- **WHAT YOU NEED TO DO**
Return copies of the lines below that mention "Output".

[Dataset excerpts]
>>

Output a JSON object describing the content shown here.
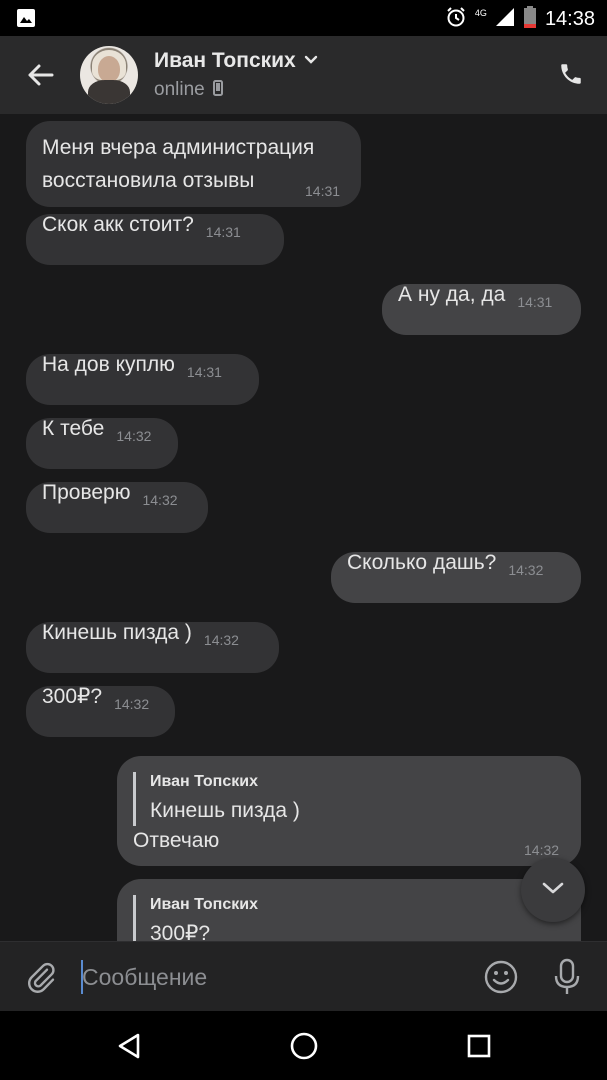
{
  "status_bar": {
    "time": "14:38",
    "network": "4G",
    "icons": [
      "image-icon",
      "alarm-icon",
      "signal-icon",
      "battery-icon"
    ]
  },
  "header": {
    "contact_name": "Иван Топских",
    "presence": "online",
    "icons": [
      "back-arrow-icon",
      "chevron-down-icon",
      "mobile-icon",
      "phone-icon"
    ]
  },
  "messages": [
    {
      "direction": "in",
      "text": "Меня вчера администрация\nвосстановила отзывы",
      "time": "14:31"
    },
    {
      "direction": "in",
      "text": "Скок акк стоит?",
      "time": "14:31"
    },
    {
      "direction": "out",
      "text": "А ну да, да",
      "time": "14:31"
    },
    {
      "direction": "in",
      "text": "На дов куплю",
      "time": "14:31"
    },
    {
      "direction": "in",
      "text": "К тебе",
      "time": "14:32"
    },
    {
      "direction": "in",
      "text": "Проверю",
      "time": "14:32"
    },
    {
      "direction": "out",
      "text": "Сколько дашь?",
      "time": "14:32"
    },
    {
      "direction": "in",
      "text": "Кинешь пизда )",
      "time": "14:32"
    },
    {
      "direction": "in",
      "text": "300₽?",
      "time": "14:32"
    },
    {
      "direction": "out",
      "reply_to": {
        "author": "Иван Топских",
        "text": "Кинешь пизда )"
      },
      "text": "Отвечаю",
      "time": "14:32"
    },
    {
      "direction": "out",
      "reply_to": {
        "author": "Иван Топских",
        "text": "300₽?"
      },
      "text": "",
      "time": ""
    }
  ],
  "composer": {
    "placeholder": "Сообщение",
    "icons": [
      "paperclip-icon",
      "emoji-icon",
      "microphone-icon"
    ]
  },
  "nav_bar": {
    "icons": [
      "back-triangle-icon",
      "home-circle-icon",
      "recents-square-icon"
    ]
  },
  "colors": {
    "background": "#19191a",
    "header": "#2a2a2b",
    "incoming_bubble": "#333335",
    "outgoing_bubble": "#444446",
    "caret": "#5a8bd0"
  }
}
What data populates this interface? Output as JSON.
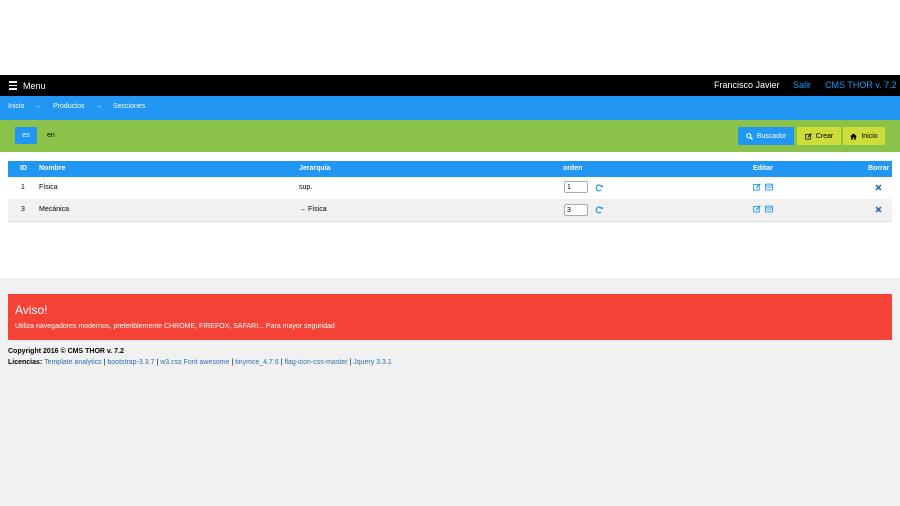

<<

- **TASK ANSWER**
Output a JSON object describing the content shown here.
What data populates this interface? Output as JSON.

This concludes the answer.